§ **THE PROBLEM**:
Return all entries precisely as they stand, without the images.

§ **Page and application data records**:
=== Section Start ===
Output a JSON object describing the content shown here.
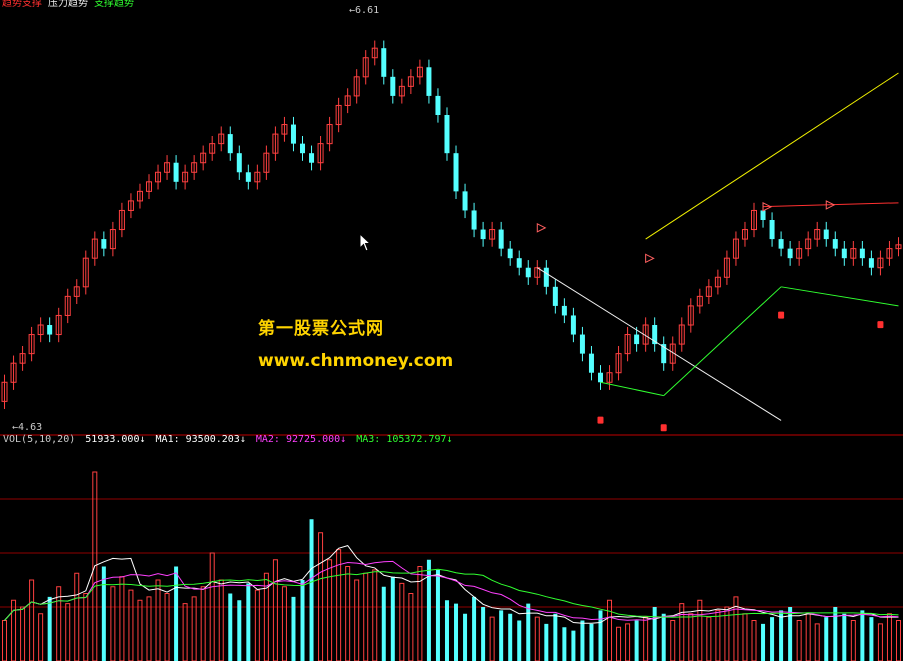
{
  "header": {
    "segments": [
      {
        "text": "趋势支撑",
        "color": "#ff3030"
      },
      {
        "text": "压力趋势",
        "color": "#f0f0f0"
      },
      {
        "text": "支撑趋势",
        "color": "#30ff30"
      }
    ]
  },
  "volume_header": {
    "name": "VOL(5,10,20)",
    "vol": "51933.000↓",
    "ma1": "MA1: 93500.203↓",
    "ma2": "MA2: 92725.000↓",
    "ma3": "MA3: 105372.797↓",
    "colors": {
      "vol": "#ffffff",
      "ma1": "#ffffff",
      "ma2": "#ff40ff",
      "ma3": "#30ff30"
    }
  },
  "price_labels": {
    "high": "6.61",
    "low": "4.63"
  },
  "watermark": {
    "line1": "第一股票公式网",
    "line2": "www.chnmoney.com"
  },
  "colors": {
    "up": "#ff4040",
    "down": "#54ffff",
    "background": "#000000",
    "border": "#c00000"
  },
  "chart_data": [
    {
      "type": "candlestick",
      "ylim": [
        4.55,
        6.75
      ],
      "series_open": [
        4.7,
        4.8,
        4.9,
        4.95,
        5.05,
        5.1,
        5.05,
        5.15,
        5.25,
        5.3,
        5.45,
        5.55,
        5.5,
        5.6,
        5.7,
        5.75,
        5.8,
        5.85,
        5.9,
        5.95,
        5.85,
        5.9,
        5.95,
        6.0,
        6.05,
        6.1,
        6.0,
        5.9,
        5.85,
        5.9,
        6.0,
        6.1,
        6.15,
        6.05,
        6.0,
        5.95,
        6.05,
        6.15,
        6.25,
        6.3,
        6.4,
        6.5,
        6.55,
        6.4,
        6.3,
        6.35,
        6.4,
        6.45,
        6.3,
        6.2,
        6.0,
        5.8,
        5.7,
        5.6,
        5.55,
        5.6,
        5.5,
        5.45,
        5.4,
        5.35,
        5.4,
        5.3,
        5.2,
        5.15,
        5.05,
        4.95,
        4.85,
        4.8,
        4.85,
        4.95,
        5.05,
        5.0,
        5.1,
        5.0,
        4.9,
        5.0,
        5.1,
        5.2,
        5.25,
        5.3,
        5.35,
        5.45,
        5.55,
        5.6,
        5.7,
        5.65,
        5.55,
        5.5,
        5.45,
        5.5,
        5.55,
        5.6,
        5.55,
        5.5,
        5.45,
        5.5,
        5.45,
        5.4,
        5.45,
        5.5
      ],
      "series_close": [
        4.8,
        4.9,
        4.95,
        5.05,
        5.1,
        5.05,
        5.15,
        5.25,
        5.3,
        5.45,
        5.55,
        5.5,
        5.6,
        5.7,
        5.75,
        5.8,
        5.85,
        5.9,
        5.95,
        5.85,
        5.9,
        5.95,
        6.0,
        6.05,
        6.1,
        6.0,
        5.9,
        5.85,
        5.9,
        6.0,
        6.1,
        6.15,
        6.05,
        6.0,
        5.95,
        6.05,
        6.15,
        6.25,
        6.3,
        6.4,
        6.5,
        6.55,
        6.4,
        6.3,
        6.35,
        6.4,
        6.45,
        6.3,
        6.2,
        6.0,
        5.8,
        5.7,
        5.6,
        5.55,
        5.6,
        5.5,
        5.45,
        5.4,
        5.35,
        5.4,
        5.3,
        5.2,
        5.15,
        5.05,
        4.95,
        4.85,
        4.8,
        4.85,
        4.95,
        5.05,
        5.0,
        5.1,
        5.0,
        4.9,
        5.0,
        5.1,
        5.2,
        5.25,
        5.3,
        5.35,
        5.45,
        5.55,
        5.6,
        5.7,
        5.65,
        5.55,
        5.5,
        5.45,
        5.5,
        5.55,
        5.6,
        5.55,
        5.5,
        5.45,
        5.5,
        5.45,
        5.4,
        5.45,
        5.5,
        5.52
      ],
      "volume": [
        60,
        90,
        80,
        120,
        70,
        95,
        110,
        85,
        130,
        100,
        280,
        140,
        110,
        125,
        105,
        90,
        95,
        120,
        100,
        140,
        85,
        95,
        110,
        160,
        120,
        100,
        90,
        115,
        105,
        130,
        150,
        110,
        95,
        120,
        210,
        190,
        150,
        165,
        140,
        120,
        130,
        135,
        110,
        125,
        115,
        100,
        140,
        150,
        135,
        90,
        85,
        70,
        95,
        80,
        65,
        75,
        70,
        60,
        85,
        65,
        55,
        70,
        50,
        45,
        60,
        55,
        75,
        90,
        50,
        55,
        60,
        65,
        80,
        70,
        60,
        85,
        70,
        90,
        65,
        75,
        80,
        95,
        70,
        60,
        55,
        65,
        75,
        80,
        60,
        70,
        55,
        65,
        80,
        70,
        60,
        75,
        65,
        55,
        70,
        60
      ],
      "vol_ylim": [
        0,
        320
      ]
    }
  ]
}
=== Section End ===
§ **SOLUTION TO THE PROBLEM**:
Output a JSON object describing the content shown here.
{
  "header": {
    "segments": [
      {
        "text": "趋势支撑",
        "color": "#ff3030"
      },
      {
        "text": "压力趋势",
        "color": "#f0f0f0"
      },
      {
        "text": "支撑趋势",
        "color": "#30ff30"
      }
    ]
  },
  "volume_header": {
    "name": "VOL(5,10,20)",
    "vol": "51933.000↓",
    "ma1": "MA1: 93500.203↓",
    "ma2": "MA2: 92725.000↓",
    "ma3": "MA3: 105372.797↓",
    "colors": {
      "vol": "#ffffff",
      "ma1": "#ffffff",
      "ma2": "#ff40ff",
      "ma3": "#30ff30"
    }
  },
  "price_labels": {
    "high": "6.61",
    "low": "4.63"
  },
  "watermark": {
    "line1": "第一股票公式网",
    "line2": "www.chnmoney.com"
  },
  "colors": {
    "up": "#ff4040",
    "down": "#54ffff",
    "background": "#000000",
    "border": "#c00000"
  },
  "chart_data": [
    {
      "type": "candlestick",
      "ylim": [
        4.55,
        6.75
      ],
      "series_open": [
        4.7,
        4.8,
        4.9,
        4.95,
        5.05,
        5.1,
        5.05,
        5.15,
        5.25,
        5.3,
        5.45,
        5.55,
        5.5,
        5.6,
        5.7,
        5.75,
        5.8,
        5.85,
        5.9,
        5.95,
        5.85,
        5.9,
        5.95,
        6.0,
        6.05,
        6.1,
        6.0,
        5.9,
        5.85,
        5.9,
        6.0,
        6.1,
        6.15,
        6.05,
        6.0,
        5.95,
        6.05,
        6.15,
        6.25,
        6.3,
        6.4,
        6.5,
        6.55,
        6.4,
        6.3,
        6.35,
        6.4,
        6.45,
        6.3,
        6.2,
        6.0,
        5.8,
        5.7,
        5.6,
        5.55,
        5.6,
        5.5,
        5.45,
        5.4,
        5.35,
        5.4,
        5.3,
        5.2,
        5.15,
        5.05,
        4.95,
        4.85,
        4.8,
        4.85,
        4.95,
        5.05,
        5.0,
        5.1,
        5.0,
        4.9,
        5.0,
        5.1,
        5.2,
        5.25,
        5.3,
        5.35,
        5.45,
        5.55,
        5.6,
        5.7,
        5.65,
        5.55,
        5.5,
        5.45,
        5.5,
        5.55,
        5.6,
        5.55,
        5.5,
        5.45,
        5.5,
        5.45,
        5.4,
        5.45,
        5.5
      ],
      "series_close": [
        4.8,
        4.9,
        4.95,
        5.05,
        5.1,
        5.05,
        5.15,
        5.25,
        5.3,
        5.45,
        5.55,
        5.5,
        5.6,
        5.7,
        5.75,
        5.8,
        5.85,
        5.9,
        5.95,
        5.85,
        5.9,
        5.95,
        6.0,
        6.05,
        6.1,
        6.0,
        5.9,
        5.85,
        5.9,
        6.0,
        6.1,
        6.15,
        6.05,
        6.0,
        5.95,
        6.05,
        6.15,
        6.25,
        6.3,
        6.4,
        6.5,
        6.55,
        6.4,
        6.3,
        6.35,
        6.4,
        6.45,
        6.3,
        6.2,
        6.0,
        5.8,
        5.7,
        5.6,
        5.55,
        5.6,
        5.5,
        5.45,
        5.4,
        5.35,
        5.4,
        5.3,
        5.2,
        5.15,
        5.05,
        4.95,
        4.85,
        4.8,
        4.85,
        4.95,
        5.05,
        5.0,
        5.1,
        5.0,
        4.9,
        5.0,
        5.1,
        5.2,
        5.25,
        5.3,
        5.35,
        5.45,
        5.55,
        5.6,
        5.7,
        5.65,
        5.55,
        5.5,
        5.45,
        5.5,
        5.55,
        5.6,
        5.55,
        5.5,
        5.45,
        5.5,
        5.45,
        5.4,
        5.45,
        5.5,
        5.52
      ],
      "volume": [
        60,
        90,
        80,
        120,
        70,
        95,
        110,
        85,
        130,
        100,
        280,
        140,
        110,
        125,
        105,
        90,
        95,
        120,
        100,
        140,
        85,
        95,
        110,
        160,
        120,
        100,
        90,
        115,
        105,
        130,
        150,
        110,
        95,
        120,
        210,
        190,
        150,
        165,
        140,
        120,
        130,
        135,
        110,
        125,
        115,
        100,
        140,
        150,
        135,
        90,
        85,
        70,
        95,
        80,
        65,
        75,
        70,
        60,
        85,
        65,
        55,
        70,
        50,
        45,
        60,
        55,
        75,
        90,
        50,
        55,
        60,
        65,
        80,
        70,
        60,
        85,
        70,
        90,
        65,
        75,
        80,
        95,
        70,
        60,
        55,
        65,
        75,
        80,
        60,
        70,
        55,
        65,
        80,
        70,
        60,
        75,
        65,
        55,
        70,
        60
      ],
      "vol_ylim": [
        0,
        320
      ]
    }
  ]
}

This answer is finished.